We are good to go.

Using Federation To Run An Application

In our
repository you will find instructions on how to build a docker image with a web service that displays the container’s hostname and the Google Cloud Platform (GCP) zone.

An example output might look like this:

{"hostname":"k8shserver-6we2u","zone":"europe-west1-b"}

Now we will deploy the Replica Set (k8shserver.yaml):
$ kubectl --context=federation create -f rs/k8shserver

And a Federated Service (k8shserver.yaml):
$ kubectl --context=federation create -f service/k8shserver

As you can see, the two commands refer to the “federation” context, i.e. to the federation control plane. After a few minutes, you will realize that underlying clusters run the Replica Set and the Service.

Creating The Ingress

After the Service is ready, we can create
Ingress - the global load balancer.

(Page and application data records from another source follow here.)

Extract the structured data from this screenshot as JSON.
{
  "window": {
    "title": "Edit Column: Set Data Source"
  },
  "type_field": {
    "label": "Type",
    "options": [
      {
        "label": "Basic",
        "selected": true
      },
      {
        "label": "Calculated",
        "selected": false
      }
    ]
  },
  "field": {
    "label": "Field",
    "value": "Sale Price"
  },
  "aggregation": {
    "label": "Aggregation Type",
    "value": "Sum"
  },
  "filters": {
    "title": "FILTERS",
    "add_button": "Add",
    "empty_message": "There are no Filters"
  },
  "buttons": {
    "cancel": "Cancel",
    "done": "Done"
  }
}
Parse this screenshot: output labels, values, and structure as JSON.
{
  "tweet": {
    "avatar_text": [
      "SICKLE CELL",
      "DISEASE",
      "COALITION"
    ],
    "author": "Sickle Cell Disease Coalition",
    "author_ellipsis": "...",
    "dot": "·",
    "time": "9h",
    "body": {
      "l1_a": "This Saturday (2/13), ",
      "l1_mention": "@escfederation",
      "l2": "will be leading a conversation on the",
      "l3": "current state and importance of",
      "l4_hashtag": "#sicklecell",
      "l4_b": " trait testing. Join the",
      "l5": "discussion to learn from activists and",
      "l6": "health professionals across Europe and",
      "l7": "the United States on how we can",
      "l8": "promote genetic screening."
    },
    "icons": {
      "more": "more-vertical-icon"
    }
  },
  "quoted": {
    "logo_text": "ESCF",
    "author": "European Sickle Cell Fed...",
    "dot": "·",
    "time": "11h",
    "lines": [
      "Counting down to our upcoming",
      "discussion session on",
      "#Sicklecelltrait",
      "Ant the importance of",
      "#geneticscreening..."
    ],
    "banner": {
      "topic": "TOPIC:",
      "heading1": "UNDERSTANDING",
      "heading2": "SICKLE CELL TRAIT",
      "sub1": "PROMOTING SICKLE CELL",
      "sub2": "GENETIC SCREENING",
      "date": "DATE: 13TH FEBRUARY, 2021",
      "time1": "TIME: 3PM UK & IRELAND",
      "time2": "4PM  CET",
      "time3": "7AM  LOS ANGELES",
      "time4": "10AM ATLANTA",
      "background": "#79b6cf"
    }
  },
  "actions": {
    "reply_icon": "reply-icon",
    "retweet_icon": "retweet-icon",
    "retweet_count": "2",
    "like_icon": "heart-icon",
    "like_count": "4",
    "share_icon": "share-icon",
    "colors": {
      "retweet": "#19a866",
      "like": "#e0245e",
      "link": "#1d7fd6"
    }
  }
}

The command is like this:

kubectl --context=federation create -f ingress/k8shserver.yaml

The contents of the file point to the service we created in the previous step:

apiVersion: extensions/v1beta1
kind: Ingress
metadata:
 name: k8shserver
spec:
 backend:
   serviceName: k8shserver
   servicePort: 80


After a few minutes, we should get a global IP address:
$ kubectl --context=federation get ingress
NAME         HOSTS     ADDRESS          PORTS     AGE
k8shserver   *         130.211.40.125   80        20m
Effectively, the response of:


$ curl 130.211.40.125

depends on the location of client. Something like this would be expected in the US:

{"hostname":"k8shserver-w56n4","zone":"us-east1-b"}

Whereas in Europe, we might have:

{"hostname":"k8shserver-z31p1","zone":"eu-west1-b"}


Please refer to this
issue for additional details on how everything we've described works.


Demo


Summary

Cluster Federation is actively being worked on and is still not fully General Available. Some APIs are in beta and others are in alpha. Some features are missing, for instance cross-cloud load balancing is not supported (federated ingress currently only works on Google Cloud Platform as it depends on GCP HTTP(S) Load Balancing).

Nevertheless, as the functionality matures, it will become an enabler for all companies that aim at global markets, but currently cannot afford sophisticated administration techniques as used by the likes of Netflix or Amazon. That’s why we closely watch the technology, hoping that it soon fulfills its promise.

PS. When done, remember to destroy your clusters:


$ . 5-destroy.sh


--Lukasz Guminski, Software Engineer at Container Solutions. Allan Naim, Product Manager, Google